- Once you’re looking at your design, in the bar along the top it will say “600px x 900px – Untitled”. Click on that, delete it, and then enter the name of your design. For example, Pin Image, Board Cover or Profile Picture.
- If you’re ready create an image, do so, then download your image.
- Close the design and it will automatically be saved in your Canva dashboard. So the next time you need to create a Pin, board cover or Pinterest profile picture, your template is all ready to go!
If making your own pins is a struggle, I would suggest heading to Creative Market and looking at some of my favourite Canva Pinterest image templates. Side note, that’s an affiliate link. That’s how much I love Creative Market. I am an approved affiliate partner.
How to Make Pins That Convert
Ok. So, you’ve got the perfect Pin size down. You have your Pinterest image template set up in Canva. So, let’s get creating! If you want to keep track of your Pinterest learning, grab my free Pinterest image guide/workbook to keep notes.
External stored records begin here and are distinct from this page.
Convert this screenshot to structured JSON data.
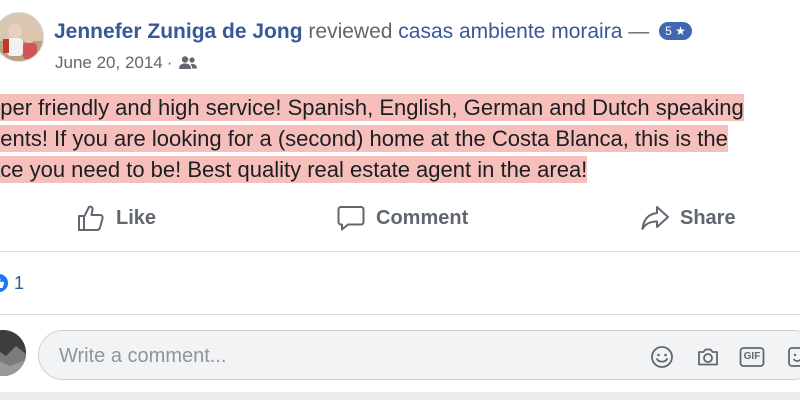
{
  "review": {
    "author": "Jennefer Zuniga de Jong",
    "verb": "reviewed",
    "page_name": "casas ambiente moraira",
    "dash": "—",
    "rating": "5",
    "rating_star": "★",
    "date": "June 20, 2014",
    "separator": "·",
    "audience_icon": "friends-icon",
    "text_lines": [
      "uper friendly and high service! Spanish, English, German and Dutch speaking",
      "gents! If you are looking for a (second) home at the Costa Blanca, this is the",
      "ace you need to be! Best quality real estate agent in the area!"
    ]
  },
  "actions": {
    "like": "Like",
    "comment": "Comment",
    "share": "Share"
  },
  "reactions": {
    "like_count": "1"
  },
  "comment_box": {
    "placeholder": "Write a comment...",
    "gif_label": "GIF"
  },
  "colors": {
    "link_blue": "#385898",
    "grey_text": "#606770",
    "highlight": "#f6bfbc",
    "badge_blue": "#4267b2"
  }
}
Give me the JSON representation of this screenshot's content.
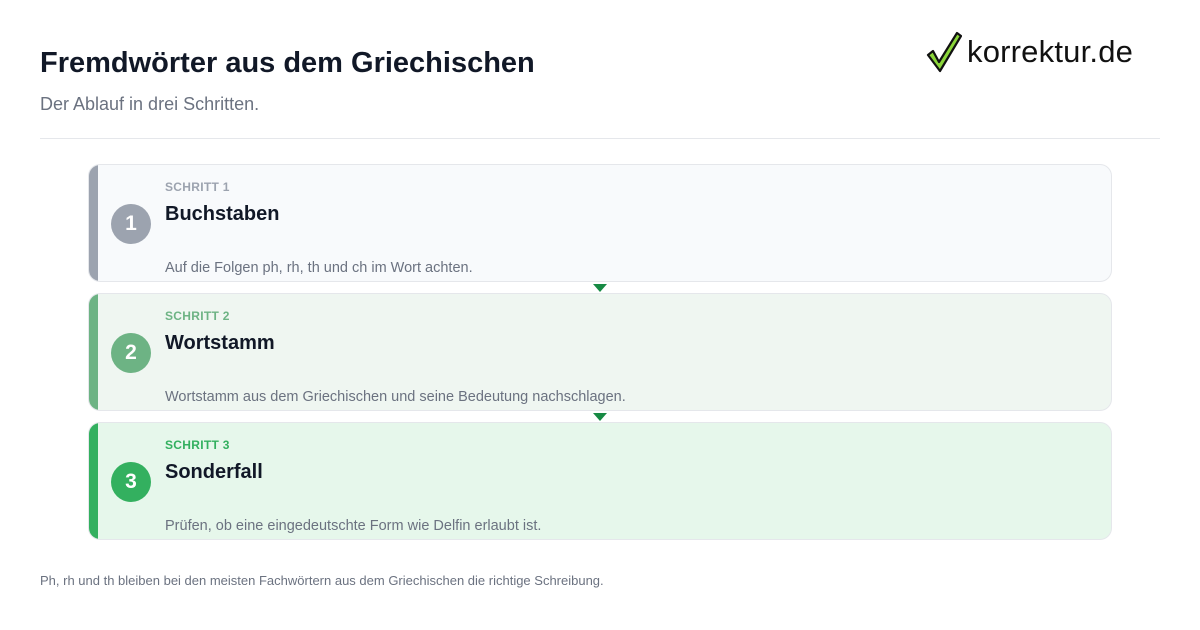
{
  "header": {
    "title": "Fremdwörter aus dem Griechischen",
    "subtitle": "Der Ablauf in drei Schritten."
  },
  "logo": {
    "text": "korrektur.de",
    "icon": "checkmark-icon",
    "check_fill": "#8bd63a",
    "check_stroke": "#111111"
  },
  "steps": [
    {
      "label": "SCHRITT 1",
      "number": "1",
      "heading": "Buchstaben",
      "description": "Auf die Folgen ph, rh, th und ch im Wort achten.",
      "accent": "#9ca3af"
    },
    {
      "label": "SCHRITT 2",
      "number": "2",
      "heading": "Wortstamm",
      "description": "Wortstamm aus dem Griechischen und seine Bedeutung nachschlagen.",
      "accent": "#6db384"
    },
    {
      "label": "SCHRITT 3",
      "number": "3",
      "heading": "Sonderfall",
      "description": "Prüfen, ob eine eingedeutschte Form wie Delfin erlaubt ist.",
      "accent": "#33b05f"
    }
  ],
  "connector_color": "#178a44",
  "footer": {
    "note": "Ph, rh und th bleiben bei den meisten Fachwörtern aus dem Griechischen die richtige Schreibung."
  }
}
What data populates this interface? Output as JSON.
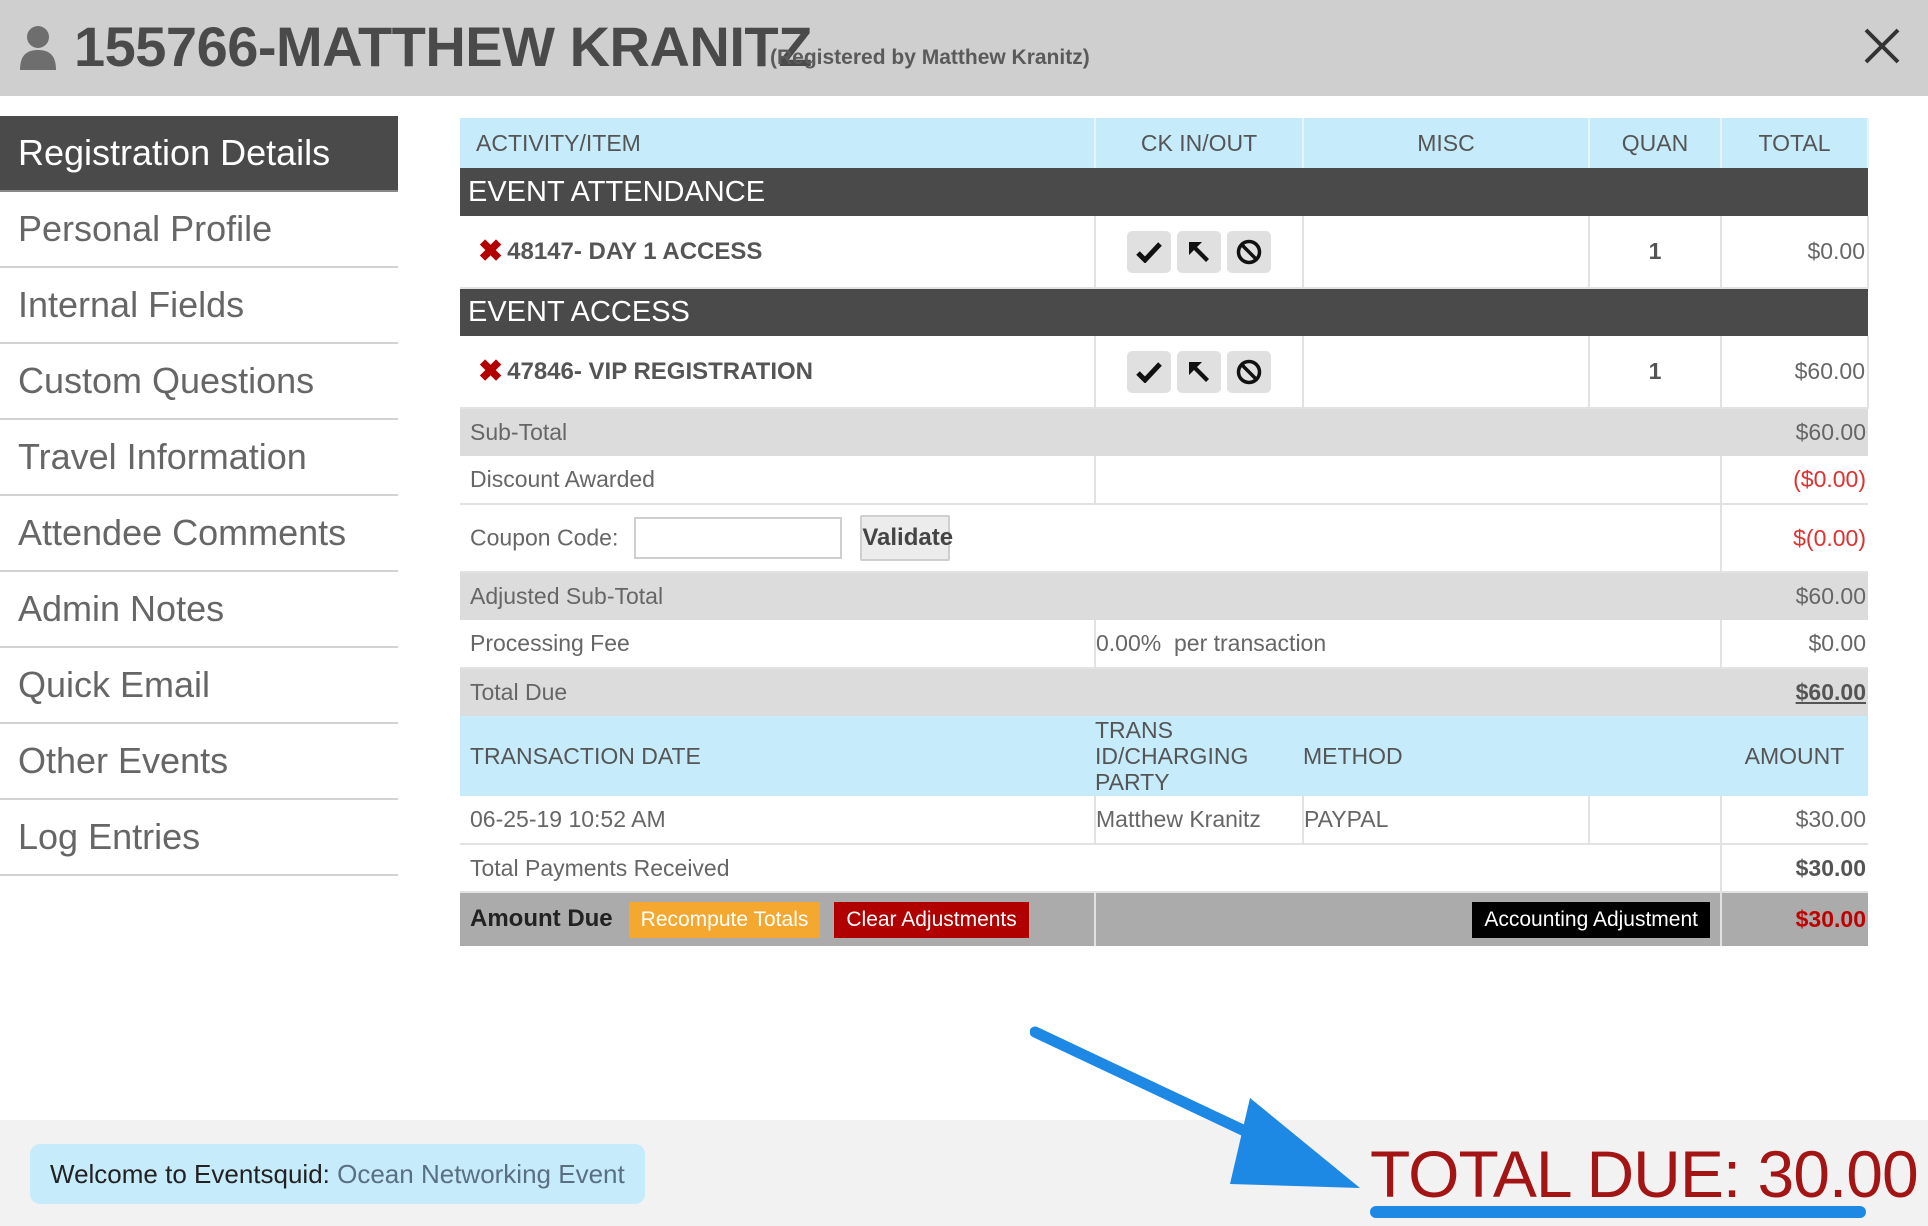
{
  "header": {
    "title": "155766-MATTHEW KRANITZ",
    "subtitle": "(Registered by Matthew Kranitz)"
  },
  "sidebar": {
    "items": [
      {
        "label": "Registration Details"
      },
      {
        "label": "Personal Profile"
      },
      {
        "label": "Internal Fields"
      },
      {
        "label": "Custom Questions"
      },
      {
        "label": "Travel Information"
      },
      {
        "label": "Attendee Comments"
      },
      {
        "label": "Admin Notes"
      },
      {
        "label": "Quick Email"
      },
      {
        "label": "Other Events"
      },
      {
        "label": "Log Entries"
      }
    ]
  },
  "table": {
    "headers": {
      "activity": "ACTIVITY/ITEM",
      "ck": "CK IN/OUT",
      "misc": "MISC",
      "quan": "QUAN",
      "total": "TOTAL"
    },
    "sections": [
      {
        "title": "EVENT ATTENDANCE",
        "item": {
          "name": "48147- DAY 1 ACCESS",
          "quan": "1",
          "total": "$0.00"
        }
      },
      {
        "title": "EVENT ACCESS",
        "item": {
          "name": "47846- VIP REGISTRATION",
          "quan": "1",
          "total": "$60.00"
        }
      }
    ],
    "subtotal": {
      "label": "Sub-Total",
      "value": "$60.00"
    },
    "discount": {
      "label": "Discount Awarded",
      "value": "($0.00)"
    },
    "coupon": {
      "label": "Coupon Code:",
      "button": "Validate",
      "value": "$(0.00)"
    },
    "adjusted": {
      "label": "Adjusted Sub-Total",
      "value": "$60.00"
    },
    "fee": {
      "label": "Processing Fee",
      "rate": "0.00%  per transaction",
      "value": "$0.00"
    },
    "total_due": {
      "label": "Total Due",
      "value": "$60.00"
    },
    "trans_headers": {
      "date": "TRANSACTION DATE",
      "party": "TRANS ID/CHARGING PARTY",
      "method": "METHOD",
      "amount": "AMOUNT"
    },
    "transactions": [
      {
        "date": "06-25-19 10:52 AM",
        "party": "Matthew Kranitz",
        "method": "PAYPAL",
        "amount": "$30.00"
      }
    ],
    "payments": {
      "label": "Total Payments Received",
      "value": "$30.00"
    },
    "amount_due": {
      "label": "Amount Due",
      "recompute": "Recompute Totals",
      "clear": "Clear Adjustments",
      "accounting": "Accounting Adjustment",
      "value": "$30.00"
    }
  },
  "footer": {
    "welcome_label": "Welcome to Eventsquid:",
    "event_name": "Ocean Networking Event"
  },
  "annotation": {
    "total_due_text": "TOTAL DUE: 30.00"
  },
  "colors": {
    "header_bg": "#cfcfcf",
    "active_nav": "#4a4a4a",
    "table_header": "#c6ebfb",
    "negative": "#e03030",
    "due_red": "#a31515",
    "arrow_blue": "#1e88e5"
  }
}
In the world of Pin images, not all graphics are created equal. If you can follow these simple steps, you may want to give your Pin a little talk about how to prepare her for all the clicks she’s going to garner, before you send her out into Pinterest world.
It only takes a quick glance at your Pinterest feed to see that vertical images work. I can’t emphasize this enough. If you find yourself in a position where most of your image bank consists of landscape photos, don’t fret. Upload them to Canva and try to crop them in a way that works vertically. Tip for the future: Add vertical images to your image workflow. Take images know you need some nice clean portrait images for Pinterest.
Pinterest may truncate images that fall outside of the recommended 2:3 ratio guidelines! What does that mean? Your images may be cut off. If your image is larger but follows the correct aspect ratio, Pinterest technology will shrink it down to fit within their guidelines, and all of that work you put into your custom Pin will have been for nothing.
High Quality Images
Avoid dark, hard to see, murky, busy photos (unless that’s the point!) Generally, you don’t want to confuse or overwhelm users. Pinterest recommends using photos that “stand out”, highlight your brand and give context to your content.
Adding some copy is especially important when your picture doesn’t immediately reveal or share what your image is about. As Pinterest says “add text overlay to tell a better story”. The text should enhance your message with concise, short snappy copy.
If you’re not sure if your images are capable of standing alone without text overlay, test it! Try adding some Pins with, and some without text overlay, and compare their performance.
Including a logo on Pins is a great idea, especially if you are a “brand”. It aids transparency, and helps with brand familiarity for your audience. It should be subtle, but there. Also this helps to watermark your images to reduce your images being stolen by people who aren’t creative enough to come up with their own images.
Make 2019 the Year You Master Your Pin Designs
You’ve got the tools, now go forth and create Pins that catch eyes, drive traffic and tell your audience what you’re all about. People use Pinterest as a visual search tool, so give them images that tell them their search is over!
If you want to learn more about how to create Pinterest perfect images, sign up for my free Pinterest Image Guide! This guide is going to walk you through creating great pins that will get more engagement, more saves and ultimately, drive MORE traffic your to amazing business.
Looking to Master Pinterest? No Problem!
Are you sick of scouring the internet, using your Pinterest time for research getting conflicting advice. Or reading an entire blog post, only to realize it was written five years ago?
Girl (or guy), I’ve been there and the memory makes my skin crawl.
We all want a simple, straightforward answer, and when it comes to using Pinterest to drive traffic to your site, I have one.
In case it isn’t apparent yet, I love Pinterest, and I want you to too! But as Pinterest continues to evolve and change, it becomes impossible to produce timeless content that remains true over time. Hop onto my email list to make sure you are getting regular emails from me learning ALL the most important Pinterest things.